TASK INPUT.
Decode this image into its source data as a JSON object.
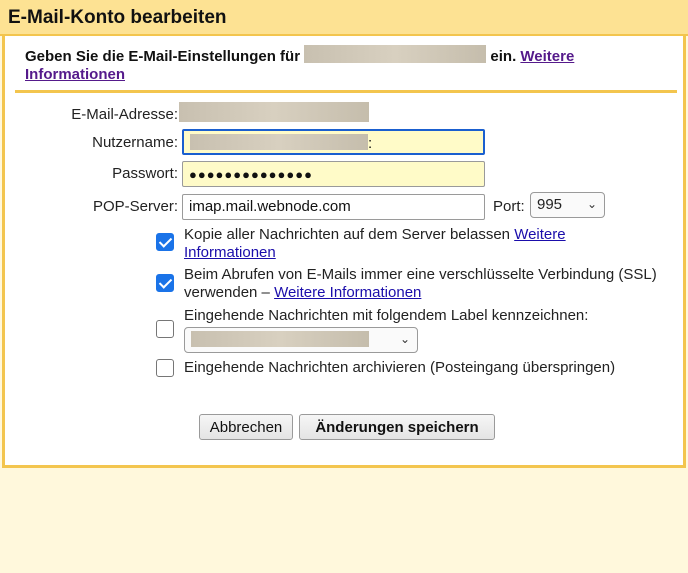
{
  "dialog": {
    "title": "E-Mail-Konto bearbeiten",
    "intro_prefix": "Geben Sie die E-Mail-Einstellungen für",
    "intro_suffix": "ein.",
    "intro_link": "Weitere Informationen"
  },
  "form": {
    "email_label": "E-Mail-Adresse:",
    "username_label": "Nutzername:",
    "username_trailing": ":",
    "password_label": "Passwort:",
    "password_value": "●●●●●●●●●●●●●●",
    "pop_label": "POP-Server:",
    "pop_value": "imap.mail.webnode.com",
    "port_label": "Port:",
    "port_value": "995"
  },
  "options": {
    "keep_copy": {
      "checked": true,
      "text": "Kopie aller Nachrichten auf dem Server belassen",
      "link": "Weitere Informationen"
    },
    "ssl": {
      "checked": true,
      "text": "Beim Abrufen von E-Mails immer eine verschlüsselte Verbindung (SSL) verwenden –",
      "link": "Weitere Informationen"
    },
    "label_incoming": {
      "checked": false,
      "text": "Eingehende Nachrichten mit folgendem Label kennzeichnen:"
    },
    "archive": {
      "checked": false,
      "text": "Eingehende Nachrichten archivieren (Posteingang überspringen)"
    }
  },
  "buttons": {
    "cancel": "Abbrechen",
    "save": "Änderungen speichern"
  },
  "colors": {
    "title_bar": "#fde293",
    "border": "#f3c54e",
    "checkbox": "#1a73e8",
    "link": "#551a8b"
  }
}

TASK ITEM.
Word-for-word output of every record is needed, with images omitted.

FINAL ANSWER.
Decode this image into its source data as a JSON object.
{
  "dialog": {
    "title": "E-Mail-Konto bearbeiten",
    "intro_prefix": "Geben Sie die E-Mail-Einstellungen für",
    "intro_suffix": "ein.",
    "intro_link": "Weitere Informationen"
  },
  "form": {
    "email_label": "E-Mail-Adresse:",
    "username_label": "Nutzername:",
    "username_trailing": ":",
    "password_label": "Passwort:",
    "password_value": "●●●●●●●●●●●●●●",
    "pop_label": "POP-Server:",
    "pop_value": "imap.mail.webnode.com",
    "port_label": "Port:",
    "port_value": "995"
  },
  "options": {
    "keep_copy": {
      "checked": true,
      "text": "Kopie aller Nachrichten auf dem Server belassen",
      "link": "Weitere Informationen"
    },
    "ssl": {
      "checked": true,
      "text": "Beim Abrufen von E-Mails immer eine verschlüsselte Verbindung (SSL) verwenden –",
      "link": "Weitere Informationen"
    },
    "label_incoming": {
      "checked": false,
      "text": "Eingehende Nachrichten mit folgendem Label kennzeichnen:"
    },
    "archive": {
      "checked": false,
      "text": "Eingehende Nachrichten archivieren (Posteingang überspringen)"
    }
  },
  "buttons": {
    "cancel": "Abbrechen",
    "save": "Änderungen speichern"
  },
  "colors": {
    "title_bar": "#fde293",
    "border": "#f3c54e",
    "checkbox": "#1a73e8",
    "link": "#551a8b"
  }
}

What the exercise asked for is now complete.